# WHAT IS EXPECTED
Your response should consist of the entries below, written out exactly.

(Component data from apps and pages)
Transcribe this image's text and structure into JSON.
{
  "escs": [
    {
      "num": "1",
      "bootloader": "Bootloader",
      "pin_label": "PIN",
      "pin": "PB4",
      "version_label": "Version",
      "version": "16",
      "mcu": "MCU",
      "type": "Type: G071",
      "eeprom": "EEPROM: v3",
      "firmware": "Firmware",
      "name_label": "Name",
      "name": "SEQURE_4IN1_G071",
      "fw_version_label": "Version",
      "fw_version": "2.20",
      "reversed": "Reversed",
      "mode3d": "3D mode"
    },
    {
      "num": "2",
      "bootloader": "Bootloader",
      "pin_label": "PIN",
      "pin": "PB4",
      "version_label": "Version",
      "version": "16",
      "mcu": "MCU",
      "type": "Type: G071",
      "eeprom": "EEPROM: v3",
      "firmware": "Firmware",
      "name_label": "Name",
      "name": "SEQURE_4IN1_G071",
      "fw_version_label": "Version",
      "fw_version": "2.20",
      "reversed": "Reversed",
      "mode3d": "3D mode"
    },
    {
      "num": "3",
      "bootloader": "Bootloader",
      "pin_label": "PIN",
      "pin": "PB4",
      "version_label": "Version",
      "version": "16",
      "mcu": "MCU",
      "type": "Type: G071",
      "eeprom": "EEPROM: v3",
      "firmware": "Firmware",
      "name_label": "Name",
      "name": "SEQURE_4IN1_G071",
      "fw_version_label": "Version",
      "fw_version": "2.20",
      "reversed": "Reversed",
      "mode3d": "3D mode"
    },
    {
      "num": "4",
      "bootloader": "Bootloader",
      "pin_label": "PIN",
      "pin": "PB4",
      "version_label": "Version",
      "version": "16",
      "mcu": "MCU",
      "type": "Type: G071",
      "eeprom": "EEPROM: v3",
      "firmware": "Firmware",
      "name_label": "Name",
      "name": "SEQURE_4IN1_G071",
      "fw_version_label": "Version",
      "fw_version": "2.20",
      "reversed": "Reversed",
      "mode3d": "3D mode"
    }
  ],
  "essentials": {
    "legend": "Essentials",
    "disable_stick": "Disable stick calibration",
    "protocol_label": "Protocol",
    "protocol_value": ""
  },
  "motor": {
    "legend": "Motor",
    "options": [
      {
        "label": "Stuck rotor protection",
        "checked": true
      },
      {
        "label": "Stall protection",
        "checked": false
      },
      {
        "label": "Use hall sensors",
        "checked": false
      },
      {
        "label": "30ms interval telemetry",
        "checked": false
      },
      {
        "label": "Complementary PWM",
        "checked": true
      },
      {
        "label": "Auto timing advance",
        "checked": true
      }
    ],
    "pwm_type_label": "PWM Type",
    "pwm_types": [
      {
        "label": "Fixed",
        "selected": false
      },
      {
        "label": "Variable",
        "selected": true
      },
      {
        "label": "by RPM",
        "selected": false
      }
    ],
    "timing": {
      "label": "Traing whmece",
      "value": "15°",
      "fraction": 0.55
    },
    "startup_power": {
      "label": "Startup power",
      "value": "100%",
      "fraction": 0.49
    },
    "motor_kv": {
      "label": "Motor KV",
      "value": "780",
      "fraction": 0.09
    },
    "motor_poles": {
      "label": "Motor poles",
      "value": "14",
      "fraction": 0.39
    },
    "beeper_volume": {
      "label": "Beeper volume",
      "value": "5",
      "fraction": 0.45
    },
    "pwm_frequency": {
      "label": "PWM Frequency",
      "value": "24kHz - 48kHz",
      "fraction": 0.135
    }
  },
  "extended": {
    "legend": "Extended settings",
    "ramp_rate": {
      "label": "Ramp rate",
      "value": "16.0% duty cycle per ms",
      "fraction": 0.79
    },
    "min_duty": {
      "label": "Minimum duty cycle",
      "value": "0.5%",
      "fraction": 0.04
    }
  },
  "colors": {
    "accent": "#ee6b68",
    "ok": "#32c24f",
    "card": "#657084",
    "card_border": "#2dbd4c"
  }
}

# EXERCISE RESULT
Transcribe this image's text and structure into JSON.
{
  "escs": [
    {
      "num": "1",
      "bootloader": "Bootloader",
      "pin_label": "PIN",
      "pin": "PB4",
      "version_label": "Version",
      "version": "16",
      "mcu": "MCU",
      "type": "Type: G071",
      "eeprom": "EEPROM: v3",
      "firmware": "Firmware",
      "name_label": "Name",
      "name": "SEQURE_4IN1_G071",
      "fw_version_label": "Version",
      "fw_version": "2.20",
      "reversed": "Reversed",
      "mode3d": "3D mode"
    },
    {
      "num": "2",
      "bootloader": "Bootloader",
      "pin_label": "PIN",
      "pin": "PB4",
      "version_label": "Version",
      "version": "16",
      "mcu": "MCU",
      "type": "Type: G071",
      "eeprom": "EEPROM: v3",
      "firmware": "Firmware",
      "name_label": "Name",
      "name": "SEQURE_4IN1_G071",
      "fw_version_label": "Version",
      "fw_version": "2.20",
      "reversed": "Reversed",
      "mode3d": "3D mode"
    },
    {
      "num": "3",
      "bootloader": "Bootloader",
      "pin_label": "PIN",
      "pin": "PB4",
      "version_label": "Version",
      "version": "16",
      "mcu": "MCU",
      "type": "Type: G071",
      "eeprom": "EEPROM: v3",
      "firmware": "Firmware",
      "name_label": "Name",
      "name": "SEQURE_4IN1_G071",
      "fw_version_label": "Version",
      "fw_version": "2.20",
      "reversed": "Reversed",
      "mode3d": "3D mode"
    },
    {
      "num": "4",
      "bootloader": "Bootloader",
      "pin_label": "PIN",
      "pin": "PB4",
      "version_label": "Version",
      "version": "16",
      "mcu": "MCU",
      "type": "Type: G071",
      "eeprom": "EEPROM: v3",
      "firmware": "Firmware",
      "name_label": "Name",
      "name": "SEQURE_4IN1_G071",
      "fw_version_label": "Version",
      "fw_version": "2.20",
      "reversed": "Reversed",
      "mode3d": "3D mode"
    }
  ],
  "essentials": {
    "legend": "Essentials",
    "disable_stick": "Disable stick calibration",
    "protocol_label": "Protocol",
    "protocol_value": ""
  },
  "motor": {
    "legend": "Motor",
    "options": [
      {
        "label": "Stuck rotor protection",
        "checked": true
      },
      {
        "label": "Stall protection",
        "checked": false
      },
      {
        "label": "Use hall sensors",
        "checked": false
      },
      {
        "label": "30ms interval telemetry",
        "checked": false
      },
      {
        "label": "Complementary PWM",
        "checked": true
      },
      {
        "label": "Auto timing advance",
        "checked": true
      }
    ],
    "pwm_type_label": "PWM Type",
    "pwm_types": [
      {
        "label": "Fixed",
        "selected": false
      },
      {
        "label": "Variable",
        "selected": true
      },
      {
        "label": "by RPM",
        "selected": false
      }
    ],
    "timing": {
      "label": "Traing whmece",
      "value": "15°",
      "fraction": 0.55
    },
    "startup_power": {
      "label": "Startup power",
      "value": "100%",
      "fraction": 0.49
    },
    "motor_kv": {
      "label": "Motor KV",
      "value": "780",
      "fraction": 0.09
    },
    "motor_poles": {
      "label": "Motor poles",
      "value": "14",
      "fraction": 0.39
    },
    "beeper_volume": {
      "label": "Beeper volume",
      "value": "5",
      "fraction": 0.45
    },
    "pwm_frequency": {
      "label": "PWM Frequency",
      "value": "24kHz - 48kHz",
      "fraction": 0.135
    }
  },
  "extended": {
    "legend": "Extended settings",
    "ramp_rate": {
      "label": "Ramp rate",
      "value": "16.0% duty cycle per ms",
      "fraction": 0.79
    },
    "min_duty": {
      "label": "Minimum duty cycle",
      "value": "0.5%",
      "fraction": 0.04
    }
  },
  "colors": {
    "accent": "#ee6b68",
    "ok": "#32c24f",
    "card": "#657084",
    "card_border": "#2dbd4c"
  }
}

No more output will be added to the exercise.